Roi restore selection




I have two sets of images: set 1 is made of original images with a ROI selected, set 2 by binarized images without ROI. Each image of set 1 has got the same name of the correspondent image in set 2. How can I restore the ROI from each image of set 1 to correspondent in set 2 in an automatic fashion?

Thanks in advance


The macro language has several ROI functions. You can use those to select the ROI from set 1 and use this in set 2.

One of the functions is

This gets the name of the ROI. In this case you can make an library (key, value) with the specific file name as key and the value for the ROI name. You can return the ROIname whenever you want to select that in the future during your image analysis.


Hi @a.rabiolo ,

I tried to build a simple macro showing you how to use the “Restore selection” command of imageJ:

run("Blobs (25K)");
makeRectangle(77, 32, 88, 98);
imageName1 = getTitle();

run("Blobs (25K)");
imageName2 = getTitle();

// at this point, we have two images open and the first one has an ROI

// select the second image

// and transfer the ROI
run("Restore Selection");

Does that work?



Dear Robert
Actually I have two sets of images. Each set is made of about 20 images. Each image has got a unique ROI manually defined before. I would like to restore the ROI if the 2 images are correspondent (they have same name, but different extension).



I don’t know how a “set of images” looks like. Is it a folder with image files? How convenient are you with ImageJ macro programming? You would need functions for opening all images in a folder (getFileList() and open()). You could then switch from a file ending with something (endsWith(filename, "_a.tif)) to another file ending similarily like this:

selectWindow(replace(filename, "_a.tif", "_b.tif"));
run("Restore Selection");

You can also consider replacing the selectWindow function in this example with the open function…

I hope that helps.



As far as I understand the problem, this macro should do what you want:

// Choose your input directory
dirInput = getDirectory("Choose your input directory");

// Loop through all files in the directory
files = getFileList(dirInput);
for (i = 0; i < files.length; i++) {
	fileName = files[i];
	// Only process TIFF files
	if (endsWith(fileName, ".tif")) {
		// Look for a corresponding PNG file
		fileName2 = replace(fileName, ".tif", ".png");
		// Warn if no PNG file found
		if (!File.exists(dirInput + fileName2)) {
			print("Warning!
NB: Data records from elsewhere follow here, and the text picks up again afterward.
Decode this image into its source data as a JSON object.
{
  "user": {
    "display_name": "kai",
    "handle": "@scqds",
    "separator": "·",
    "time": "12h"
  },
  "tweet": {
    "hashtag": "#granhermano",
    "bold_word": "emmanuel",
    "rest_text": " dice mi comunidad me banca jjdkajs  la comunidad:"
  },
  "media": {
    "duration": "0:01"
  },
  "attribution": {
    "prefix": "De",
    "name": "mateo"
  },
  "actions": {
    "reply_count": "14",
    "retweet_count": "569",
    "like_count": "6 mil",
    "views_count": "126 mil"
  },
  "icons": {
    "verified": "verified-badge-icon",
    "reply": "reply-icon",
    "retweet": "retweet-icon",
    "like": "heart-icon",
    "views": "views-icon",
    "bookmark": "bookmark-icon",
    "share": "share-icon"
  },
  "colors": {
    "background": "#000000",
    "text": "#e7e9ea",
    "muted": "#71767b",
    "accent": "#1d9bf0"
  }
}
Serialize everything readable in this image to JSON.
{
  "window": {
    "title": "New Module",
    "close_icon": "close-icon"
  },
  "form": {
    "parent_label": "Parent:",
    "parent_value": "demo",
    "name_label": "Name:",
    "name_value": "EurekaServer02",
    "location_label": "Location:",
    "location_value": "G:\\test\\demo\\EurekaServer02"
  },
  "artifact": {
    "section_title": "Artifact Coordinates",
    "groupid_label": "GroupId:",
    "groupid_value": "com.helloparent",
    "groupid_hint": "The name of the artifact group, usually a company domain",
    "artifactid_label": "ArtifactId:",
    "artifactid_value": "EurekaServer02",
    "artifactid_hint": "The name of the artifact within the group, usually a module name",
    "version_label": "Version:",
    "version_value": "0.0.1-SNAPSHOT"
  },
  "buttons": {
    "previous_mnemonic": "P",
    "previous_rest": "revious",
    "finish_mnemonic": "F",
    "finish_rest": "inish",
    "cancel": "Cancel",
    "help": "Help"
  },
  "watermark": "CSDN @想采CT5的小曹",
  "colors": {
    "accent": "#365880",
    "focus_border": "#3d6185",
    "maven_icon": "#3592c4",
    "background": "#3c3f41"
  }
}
No matching PNG file found for " + fileName);
		// Open both files & transfer ROI
		print("Transferring ROI from " + fileName + " to " + fileName2);
		open(dirInput + fileName);
		idOrig = getImageID();
		open(dirInput + fileName2);
		run("Restore Selection");
		// Save the PNG file - need to save as TIFF to include ROI
		saveAs("Tiff", dirInput + fileName2 + "-binary.tif");
		// Close both images

This assumes your binary images are PNG and your other images (with ROIs) are TIFF.

With that in mind, here’s a bonus macro that generates data in this format for testing:

// Choose your output directory
dirOutput = getDirectory("Choose your output directory");

// Get an image stack
run("Confocal Series (2.2MB)");
run("Delete Slice", "delete=channel");
run("Gaussian Blur...", "sigma=2 stack");

// Loop through slices, getting an example with a ROI (TIFF) 
// and a binary image as well
idOrig = getImageID();
for (slice = 1; slice <= nSlices(); slice++) {
	run("Select None");
	run("Duplicate...", " ");
	idDuplicate = getImageID();

	setAutoThreshold("Otsu dark");
	run("Create Selection");
	saveAs("Tiff", dirOutput + "test_image_" + slice + ".tif");

	run("Select None");
	setAutoThreshold("Triangle dark");
	run("Create Mask");
	saveAs("PNG", dirOutput + "test_image_" + slice + ".png");